Instructions to follow.
Scan the entries that follow and give only the number of lines containing "JSON".

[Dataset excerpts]
--- START ---

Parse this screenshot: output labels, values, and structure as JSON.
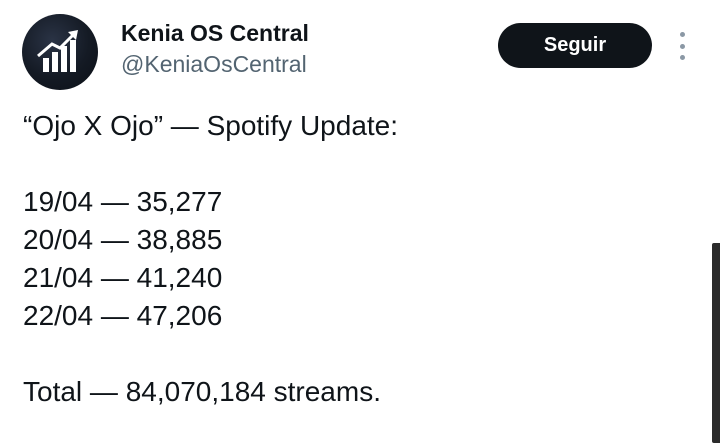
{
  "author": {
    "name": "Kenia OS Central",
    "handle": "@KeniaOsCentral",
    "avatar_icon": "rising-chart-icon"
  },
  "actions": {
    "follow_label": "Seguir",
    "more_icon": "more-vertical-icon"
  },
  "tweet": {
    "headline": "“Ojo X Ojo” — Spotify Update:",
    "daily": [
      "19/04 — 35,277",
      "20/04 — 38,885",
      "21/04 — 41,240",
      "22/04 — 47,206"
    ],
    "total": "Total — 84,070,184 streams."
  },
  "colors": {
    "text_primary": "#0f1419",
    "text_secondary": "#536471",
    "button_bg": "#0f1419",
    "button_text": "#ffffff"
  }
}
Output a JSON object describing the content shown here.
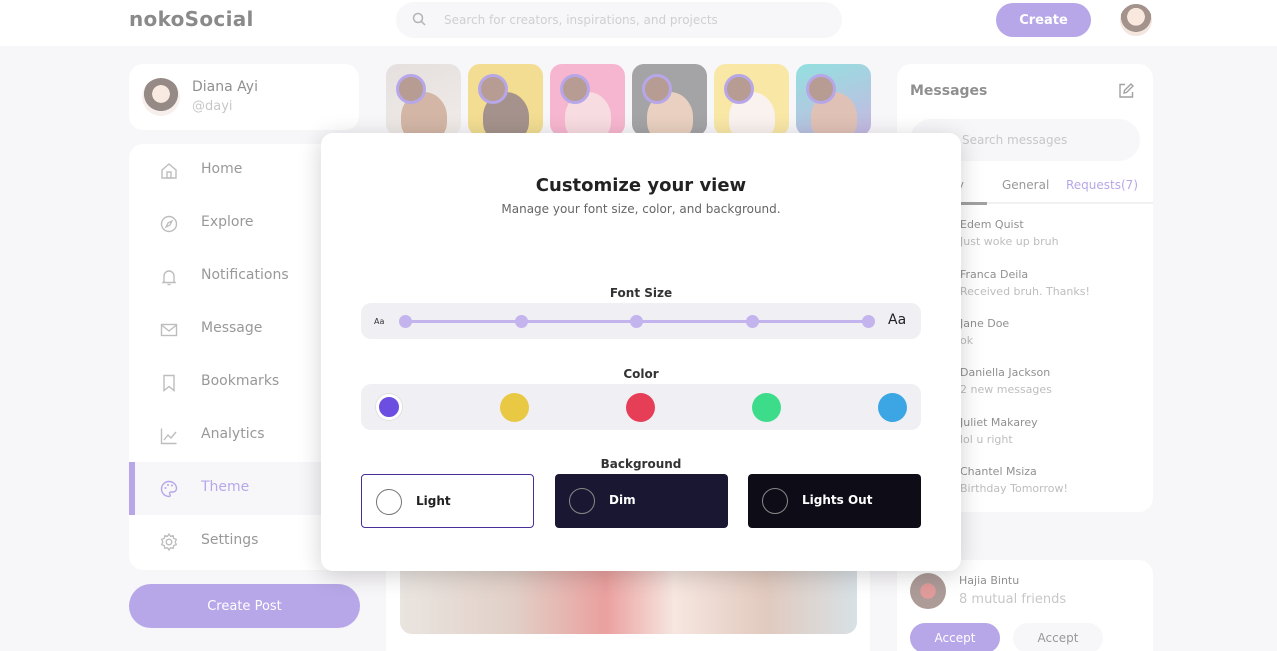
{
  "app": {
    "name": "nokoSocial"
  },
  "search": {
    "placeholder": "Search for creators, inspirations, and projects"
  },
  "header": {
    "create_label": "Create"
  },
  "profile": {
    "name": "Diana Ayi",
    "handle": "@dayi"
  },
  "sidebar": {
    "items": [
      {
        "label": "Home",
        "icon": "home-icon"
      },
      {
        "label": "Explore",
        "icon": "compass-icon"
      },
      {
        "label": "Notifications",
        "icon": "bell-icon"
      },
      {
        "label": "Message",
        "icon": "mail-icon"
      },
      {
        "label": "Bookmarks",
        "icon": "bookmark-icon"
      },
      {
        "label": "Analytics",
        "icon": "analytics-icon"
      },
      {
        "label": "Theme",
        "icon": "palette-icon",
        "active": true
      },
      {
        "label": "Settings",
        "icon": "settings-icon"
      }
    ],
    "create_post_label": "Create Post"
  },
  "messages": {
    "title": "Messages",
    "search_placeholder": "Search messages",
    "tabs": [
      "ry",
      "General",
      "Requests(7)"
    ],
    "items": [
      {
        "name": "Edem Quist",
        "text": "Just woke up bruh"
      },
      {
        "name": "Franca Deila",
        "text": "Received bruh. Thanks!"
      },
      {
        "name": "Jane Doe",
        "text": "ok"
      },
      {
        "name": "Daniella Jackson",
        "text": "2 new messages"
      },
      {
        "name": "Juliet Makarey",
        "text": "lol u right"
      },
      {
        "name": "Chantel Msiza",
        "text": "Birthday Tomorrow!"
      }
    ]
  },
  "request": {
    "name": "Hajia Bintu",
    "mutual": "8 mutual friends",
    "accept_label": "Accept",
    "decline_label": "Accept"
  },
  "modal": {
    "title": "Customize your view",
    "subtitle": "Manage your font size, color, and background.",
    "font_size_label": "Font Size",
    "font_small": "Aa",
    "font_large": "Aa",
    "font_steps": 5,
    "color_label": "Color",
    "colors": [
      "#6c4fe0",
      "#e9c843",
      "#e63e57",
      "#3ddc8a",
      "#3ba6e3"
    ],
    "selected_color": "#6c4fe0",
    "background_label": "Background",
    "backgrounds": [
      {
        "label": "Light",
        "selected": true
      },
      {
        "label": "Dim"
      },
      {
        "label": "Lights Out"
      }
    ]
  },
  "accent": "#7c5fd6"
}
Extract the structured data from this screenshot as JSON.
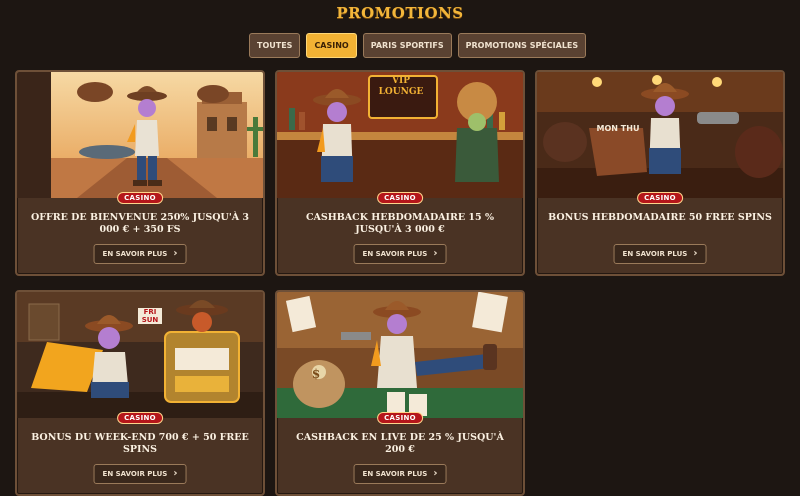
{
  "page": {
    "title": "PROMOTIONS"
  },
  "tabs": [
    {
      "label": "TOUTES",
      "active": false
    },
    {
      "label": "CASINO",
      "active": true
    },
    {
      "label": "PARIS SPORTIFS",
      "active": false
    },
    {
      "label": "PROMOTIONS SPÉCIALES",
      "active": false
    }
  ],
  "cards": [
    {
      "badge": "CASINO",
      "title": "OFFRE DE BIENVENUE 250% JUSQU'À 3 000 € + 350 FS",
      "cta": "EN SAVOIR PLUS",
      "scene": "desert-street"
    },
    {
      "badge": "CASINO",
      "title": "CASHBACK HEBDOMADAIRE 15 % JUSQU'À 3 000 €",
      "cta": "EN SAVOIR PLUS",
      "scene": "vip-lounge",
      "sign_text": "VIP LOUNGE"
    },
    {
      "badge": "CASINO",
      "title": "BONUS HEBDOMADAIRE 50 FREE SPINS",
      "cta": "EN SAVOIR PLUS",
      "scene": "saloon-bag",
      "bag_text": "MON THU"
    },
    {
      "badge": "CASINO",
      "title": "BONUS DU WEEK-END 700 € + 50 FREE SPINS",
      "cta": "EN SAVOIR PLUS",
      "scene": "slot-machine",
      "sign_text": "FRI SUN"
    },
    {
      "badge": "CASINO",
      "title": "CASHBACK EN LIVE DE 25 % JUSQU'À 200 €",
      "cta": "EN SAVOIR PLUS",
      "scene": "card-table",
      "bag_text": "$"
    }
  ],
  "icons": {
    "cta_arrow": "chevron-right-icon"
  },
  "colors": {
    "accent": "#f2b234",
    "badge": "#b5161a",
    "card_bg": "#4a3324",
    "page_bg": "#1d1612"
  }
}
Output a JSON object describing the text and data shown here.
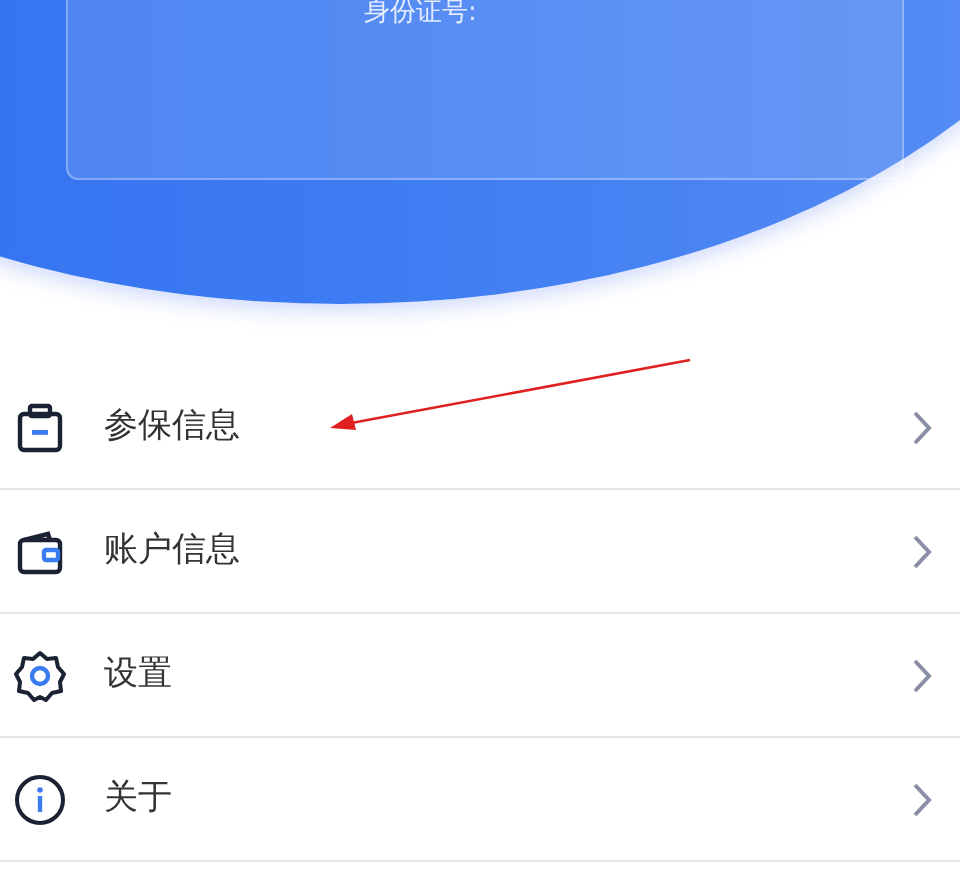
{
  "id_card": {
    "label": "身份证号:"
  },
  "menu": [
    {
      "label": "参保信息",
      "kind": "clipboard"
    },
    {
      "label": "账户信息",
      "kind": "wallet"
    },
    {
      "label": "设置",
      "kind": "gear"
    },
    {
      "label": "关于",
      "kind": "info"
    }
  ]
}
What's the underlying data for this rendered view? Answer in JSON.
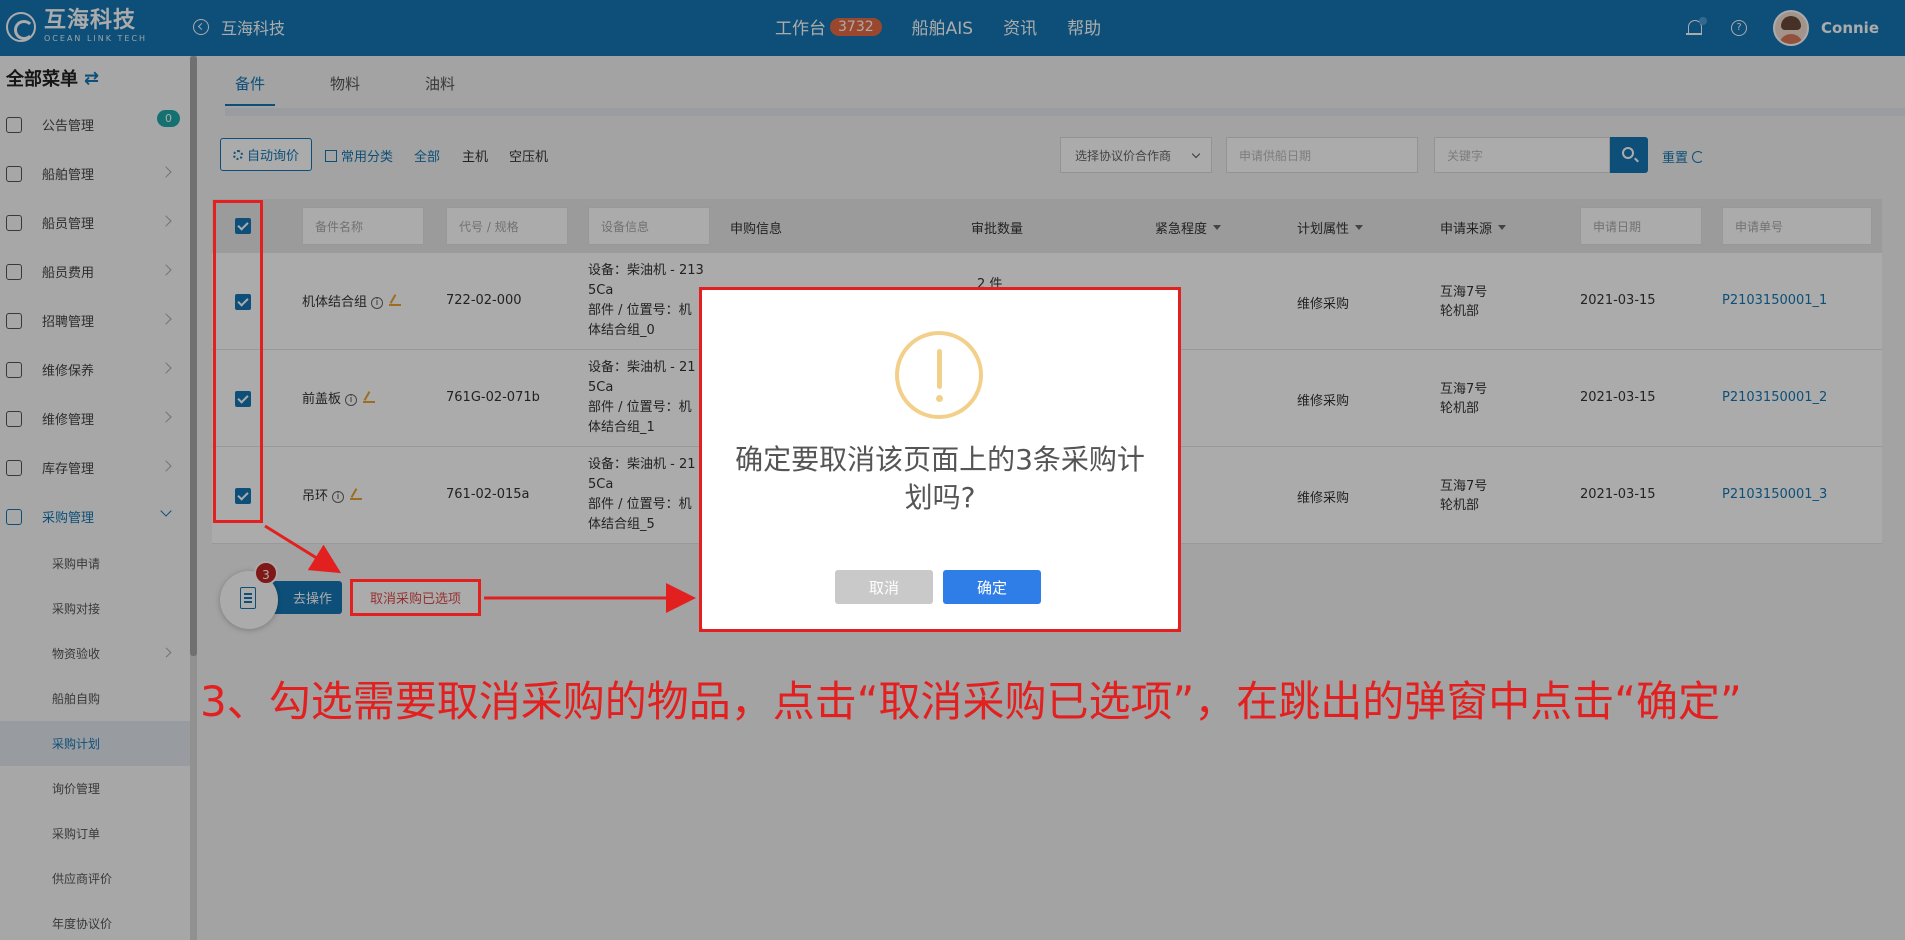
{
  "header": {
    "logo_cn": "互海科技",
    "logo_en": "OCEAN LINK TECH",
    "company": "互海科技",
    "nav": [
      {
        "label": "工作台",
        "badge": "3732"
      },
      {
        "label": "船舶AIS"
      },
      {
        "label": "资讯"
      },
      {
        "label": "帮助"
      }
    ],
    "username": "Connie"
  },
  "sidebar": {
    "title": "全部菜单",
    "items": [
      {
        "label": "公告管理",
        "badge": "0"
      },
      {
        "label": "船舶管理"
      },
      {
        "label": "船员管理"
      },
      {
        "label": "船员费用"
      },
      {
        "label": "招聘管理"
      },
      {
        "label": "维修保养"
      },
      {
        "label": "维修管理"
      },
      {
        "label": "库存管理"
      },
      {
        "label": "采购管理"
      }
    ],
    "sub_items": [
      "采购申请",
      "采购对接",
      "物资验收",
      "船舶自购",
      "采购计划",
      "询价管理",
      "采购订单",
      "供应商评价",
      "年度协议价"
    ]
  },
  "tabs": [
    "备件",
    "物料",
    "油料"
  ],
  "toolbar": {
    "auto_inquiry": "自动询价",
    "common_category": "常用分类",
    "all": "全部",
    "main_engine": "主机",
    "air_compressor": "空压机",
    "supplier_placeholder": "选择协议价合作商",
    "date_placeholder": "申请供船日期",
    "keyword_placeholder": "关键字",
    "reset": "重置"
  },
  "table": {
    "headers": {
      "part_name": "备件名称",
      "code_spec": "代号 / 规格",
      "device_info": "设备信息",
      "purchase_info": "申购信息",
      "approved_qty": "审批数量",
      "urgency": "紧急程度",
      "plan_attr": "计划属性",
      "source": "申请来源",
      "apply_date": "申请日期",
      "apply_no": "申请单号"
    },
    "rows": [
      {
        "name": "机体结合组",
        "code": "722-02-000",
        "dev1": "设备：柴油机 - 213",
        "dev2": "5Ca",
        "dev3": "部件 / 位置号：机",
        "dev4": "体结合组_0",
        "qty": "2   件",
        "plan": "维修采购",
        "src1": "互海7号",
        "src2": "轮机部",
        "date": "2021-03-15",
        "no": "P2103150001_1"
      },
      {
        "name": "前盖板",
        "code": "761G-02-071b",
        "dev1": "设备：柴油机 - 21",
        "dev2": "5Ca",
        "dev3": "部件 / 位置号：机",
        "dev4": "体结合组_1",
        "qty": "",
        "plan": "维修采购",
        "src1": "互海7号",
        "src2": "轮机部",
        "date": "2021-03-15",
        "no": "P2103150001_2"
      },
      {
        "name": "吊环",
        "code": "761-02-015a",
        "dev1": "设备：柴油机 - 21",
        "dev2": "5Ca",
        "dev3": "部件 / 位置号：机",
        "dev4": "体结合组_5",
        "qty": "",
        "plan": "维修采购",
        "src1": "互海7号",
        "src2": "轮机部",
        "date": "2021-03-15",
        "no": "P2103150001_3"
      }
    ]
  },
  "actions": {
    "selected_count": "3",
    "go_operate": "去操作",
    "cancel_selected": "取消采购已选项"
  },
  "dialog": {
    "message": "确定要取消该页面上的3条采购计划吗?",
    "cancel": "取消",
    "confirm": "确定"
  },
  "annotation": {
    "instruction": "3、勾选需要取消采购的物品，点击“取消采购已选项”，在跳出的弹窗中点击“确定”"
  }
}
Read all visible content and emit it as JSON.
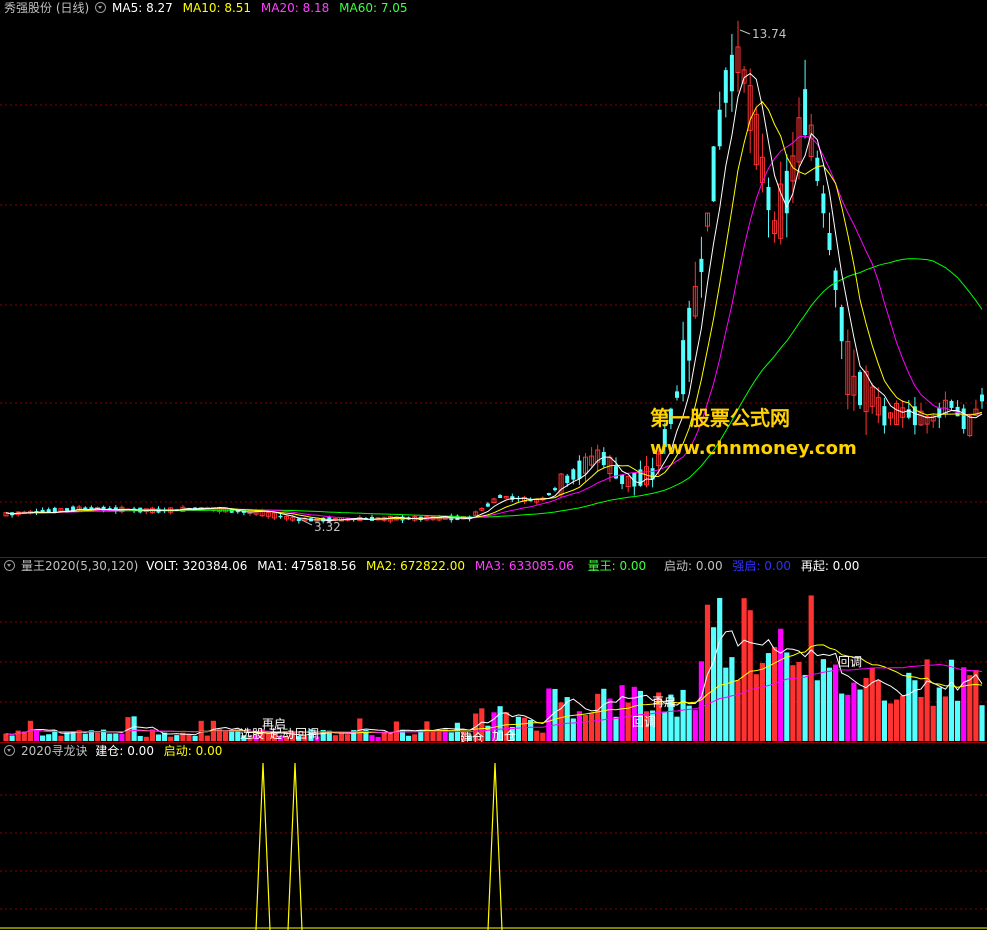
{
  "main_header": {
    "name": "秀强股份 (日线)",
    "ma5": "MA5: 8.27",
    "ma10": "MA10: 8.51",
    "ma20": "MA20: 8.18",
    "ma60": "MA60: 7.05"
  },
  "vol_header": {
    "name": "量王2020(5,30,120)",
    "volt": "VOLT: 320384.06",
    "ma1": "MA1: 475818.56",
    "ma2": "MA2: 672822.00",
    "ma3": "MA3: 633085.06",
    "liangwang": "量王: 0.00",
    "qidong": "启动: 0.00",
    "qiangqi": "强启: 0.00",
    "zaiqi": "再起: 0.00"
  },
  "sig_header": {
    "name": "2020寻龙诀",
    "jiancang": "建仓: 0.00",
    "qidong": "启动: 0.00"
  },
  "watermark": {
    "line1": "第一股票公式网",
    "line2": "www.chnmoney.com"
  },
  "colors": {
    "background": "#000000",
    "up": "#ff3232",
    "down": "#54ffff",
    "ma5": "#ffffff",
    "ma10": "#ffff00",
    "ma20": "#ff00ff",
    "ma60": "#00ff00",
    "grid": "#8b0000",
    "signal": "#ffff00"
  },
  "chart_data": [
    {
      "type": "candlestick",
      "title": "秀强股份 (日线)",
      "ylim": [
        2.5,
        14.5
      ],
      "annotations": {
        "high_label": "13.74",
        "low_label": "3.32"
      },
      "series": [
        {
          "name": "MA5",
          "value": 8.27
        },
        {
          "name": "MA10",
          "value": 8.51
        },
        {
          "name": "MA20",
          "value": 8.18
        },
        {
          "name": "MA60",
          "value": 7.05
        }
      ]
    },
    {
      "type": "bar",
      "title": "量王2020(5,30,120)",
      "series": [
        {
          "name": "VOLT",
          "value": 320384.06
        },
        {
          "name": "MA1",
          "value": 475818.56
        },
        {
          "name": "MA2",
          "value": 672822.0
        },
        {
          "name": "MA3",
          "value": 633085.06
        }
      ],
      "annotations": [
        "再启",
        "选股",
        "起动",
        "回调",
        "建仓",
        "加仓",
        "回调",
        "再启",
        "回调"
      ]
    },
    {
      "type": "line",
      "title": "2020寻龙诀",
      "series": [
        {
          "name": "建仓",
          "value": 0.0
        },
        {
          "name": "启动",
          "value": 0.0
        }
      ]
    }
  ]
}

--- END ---

Output below.
6